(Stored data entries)
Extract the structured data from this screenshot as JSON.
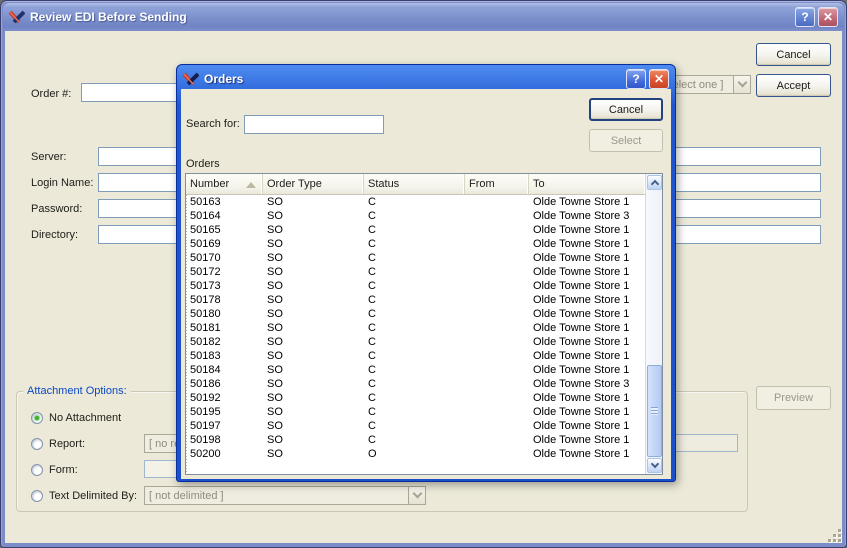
{
  "main_window": {
    "title": "Review EDI Before Sending",
    "help_glyph": "?",
    "close_glyph": "✕",
    "order_label": "Order #:",
    "order_value": "",
    "select_one_combo": "[ select one ]",
    "cancel_button": "Cancel",
    "accept_button": "Accept",
    "fields": {
      "server_label": "Server:",
      "server_value": "",
      "login_label": "Login Name:",
      "login_value": "",
      "password_label": "Password:",
      "password_value": "",
      "directory_label": "Directory:",
      "directory_value": ""
    },
    "attachment": {
      "caption": "Attachment Options:",
      "options": [
        {
          "label": "No Attachment",
          "selected": true
        },
        {
          "label": "Report:",
          "selected": false
        },
        {
          "label": "Form:",
          "selected": false
        },
        {
          "label": "Text Delimited By:",
          "selected": false
        }
      ],
      "report_combo": "[ no report ]",
      "report_field_value": "",
      "form_field_value": "",
      "delimiter_combo": "[ not delimited ]"
    },
    "preview_button": "Preview"
  },
  "orders_dialog": {
    "title": "Orders",
    "help_glyph": "?",
    "close_glyph": "✕",
    "search_label": "Search for:",
    "search_value": "",
    "cancel_button": "Cancel",
    "select_button": "Select",
    "list_label": "Orders",
    "table": {
      "headers": [
        "Number",
        "Order Type",
        "Status",
        "From",
        "To"
      ],
      "sort_column": "Number",
      "sort_direction": "ascending",
      "rows": [
        {
          "number": "50163",
          "order_type": "SO",
          "status": "C",
          "from": "",
          "to": "Olde Towne Store 1"
        },
        {
          "number": "50164",
          "order_type": "SO",
          "status": "C",
          "from": "",
          "to": "Olde Towne Store 3"
        },
        {
          "number": "50165",
          "order_type": "SO",
          "status": "C",
          "from": "",
          "to": "Olde Towne Store 1"
        },
        {
          "number": "50169",
          "order_type": "SO",
          "status": "C",
          "from": "",
          "to": "Olde Towne Store 1"
        },
        {
          "number": "50170",
          "order_type": "SO",
          "status": "C",
          "from": "",
          "to": "Olde Towne Store 1"
        },
        {
          "number": "50172",
          "order_type": "SO",
          "status": "C",
          "from": "",
          "to": "Olde Towne Store 1"
        },
        {
          "number": "50173",
          "order_type": "SO",
          "status": "C",
          "from": "",
          "to": "Olde Towne Store 1"
        },
        {
          "number": "50178",
          "order_type": "SO",
          "status": "C",
          "from": "",
          "to": "Olde Towne Store 1"
        },
        {
          "number": "50180",
          "order_type": "SO",
          "status": "C",
          "from": "",
          "to": "Olde Towne Store 1"
        },
        {
          "number": "50181",
          "order_type": "SO",
          "status": "C",
          "from": "",
          "to": "Olde Towne Store 1"
        },
        {
          "number": "50182",
          "order_type": "SO",
          "status": "C",
          "from": "",
          "to": "Olde Towne Store 1"
        },
        {
          "number": "50183",
          "order_type": "SO",
          "status": "C",
          "from": "",
          "to": "Olde Towne Store 1"
        },
        {
          "number": "50184",
          "order_type": "SO",
          "status": "C",
          "from": "",
          "to": "Olde Towne Store 1"
        },
        {
          "number": "50186",
          "order_type": "SO",
          "status": "C",
          "from": "",
          "to": "Olde Towne Store 3"
        },
        {
          "number": "50192",
          "order_type": "SO",
          "status": "C",
          "from": "",
          "to": "Olde Towne Store 1"
        },
        {
          "number": "50195",
          "order_type": "SO",
          "status": "C",
          "from": "",
          "to": "Olde Towne Store 1"
        },
        {
          "number": "50197",
          "order_type": "SO",
          "status": "C",
          "from": "",
          "to": "Olde Towne Store 1"
        },
        {
          "number": "50198",
          "order_type": "SO",
          "status": "C",
          "from": "",
          "to": "Olde Towne Store 1"
        },
        {
          "number": "50200",
          "order_type": "SO",
          "status": "O",
          "from": "",
          "to": "Olde Towne Store 1"
        }
      ]
    }
  },
  "colors": {
    "active_title_blue": "#1a50c8",
    "inactive_title_blue": "#7e92ce",
    "dialog_bg": "#ece9d8",
    "close_red": "#dd5232",
    "groupbox_caption_blue": "#0b48c4",
    "radio_selected_green": "#3fae33"
  }
}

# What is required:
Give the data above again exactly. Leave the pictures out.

# Completed task:
Extract the structured data from this screenshot as JSON.
{
  "main_window": {
    "title": "Review EDI Before Sending",
    "help_glyph": "?",
    "close_glyph": "✕",
    "order_label": "Order #:",
    "order_value": "",
    "select_one_combo": "[ select one ]",
    "cancel_button": "Cancel",
    "accept_button": "Accept",
    "fields": {
      "server_label": "Server:",
      "server_value": "",
      "login_label": "Login Name:",
      "login_value": "",
      "password_label": "Password:",
      "password_value": "",
      "directory_label": "Directory:",
      "directory_value": ""
    },
    "attachment": {
      "caption": "Attachment Options:",
      "options": [
        {
          "label": "No Attachment",
          "selected": true
        },
        {
          "label": "Report:",
          "selected": false
        },
        {
          "label": "Form:",
          "selected": false
        },
        {
          "label": "Text Delimited By:",
          "selected": false
        }
      ],
      "report_combo": "[ no report ]",
      "report_field_value": "",
      "form_field_value": "",
      "delimiter_combo": "[ not delimited ]"
    },
    "preview_button": "Preview"
  },
  "orders_dialog": {
    "title": "Orders",
    "help_glyph": "?",
    "close_glyph": "✕",
    "search_label": "Search for:",
    "search_value": "",
    "cancel_button": "Cancel",
    "select_button": "Select",
    "list_label": "Orders",
    "table": {
      "headers": [
        "Number",
        "Order Type",
        "Status",
        "From",
        "To"
      ],
      "sort_column": "Number",
      "sort_direction": "ascending",
      "rows": [
        {
          "number": "50163",
          "order_type": "SO",
          "status": "C",
          "from": "",
          "to": "Olde Towne Store 1"
        },
        {
          "number": "50164",
          "order_type": "SO",
          "status": "C",
          "from": "",
          "to": "Olde Towne Store 3"
        },
        {
          "number": "50165",
          "order_type": "SO",
          "status": "C",
          "from": "",
          "to": "Olde Towne Store 1"
        },
        {
          "number": "50169",
          "order_type": "SO",
          "status": "C",
          "from": "",
          "to": "Olde Towne Store 1"
        },
        {
          "number": "50170",
          "order_type": "SO",
          "status": "C",
          "from": "",
          "to": "Olde Towne Store 1"
        },
        {
          "number": "50172",
          "order_type": "SO",
          "status": "C",
          "from": "",
          "to": "Olde Towne Store 1"
        },
        {
          "number": "50173",
          "order_type": "SO",
          "status": "C",
          "from": "",
          "to": "Olde Towne Store 1"
        },
        {
          "number": "50178",
          "order_type": "SO",
          "status": "C",
          "from": "",
          "to": "Olde Towne Store 1"
        },
        {
          "number": "50180",
          "order_type": "SO",
          "status": "C",
          "from": "",
          "to": "Olde Towne Store 1"
        },
        {
          "number": "50181",
          "order_type": "SO",
          "status": "C",
          "from": "",
          "to": "Olde Towne Store 1"
        },
        {
          "number": "50182",
          "order_type": "SO",
          "status": "C",
          "from": "",
          "to": "Olde Towne Store 1"
        },
        {
          "number": "50183",
          "order_type": "SO",
          "status": "C",
          "from": "",
          "to": "Olde Towne Store 1"
        },
        {
          "number": "50184",
          "order_type": "SO",
          "status": "C",
          "from": "",
          "to": "Olde Towne Store 1"
        },
        {
          "number": "50186",
          "order_type": "SO",
          "status": "C",
          "from": "",
          "to": "Olde Towne Store 3"
        },
        {
          "number": "50192",
          "order_type": "SO",
          "status": "C",
          "from": "",
          "to": "Olde Towne Store 1"
        },
        {
          "number": "50195",
          "order_type": "SO",
          "status": "C",
          "from": "",
          "to": "Olde Towne Store 1"
        },
        {
          "number": "50197",
          "order_type": "SO",
          "status": "C",
          "from": "",
          "to": "Olde Towne Store 1"
        },
        {
          "number": "50198",
          "order_type": "SO",
          "status": "C",
          "from": "",
          "to": "Olde Towne Store 1"
        },
        {
          "number": "50200",
          "order_type": "SO",
          "status": "O",
          "from": "",
          "to": "Olde Towne Store 1"
        }
      ]
    }
  },
  "colors": {
    "active_title_blue": "#1a50c8",
    "inactive_title_blue": "#7e92ce",
    "dialog_bg": "#ece9d8",
    "close_red": "#dd5232",
    "groupbox_caption_blue": "#0b48c4",
    "radio_selected_green": "#3fae33"
  }
}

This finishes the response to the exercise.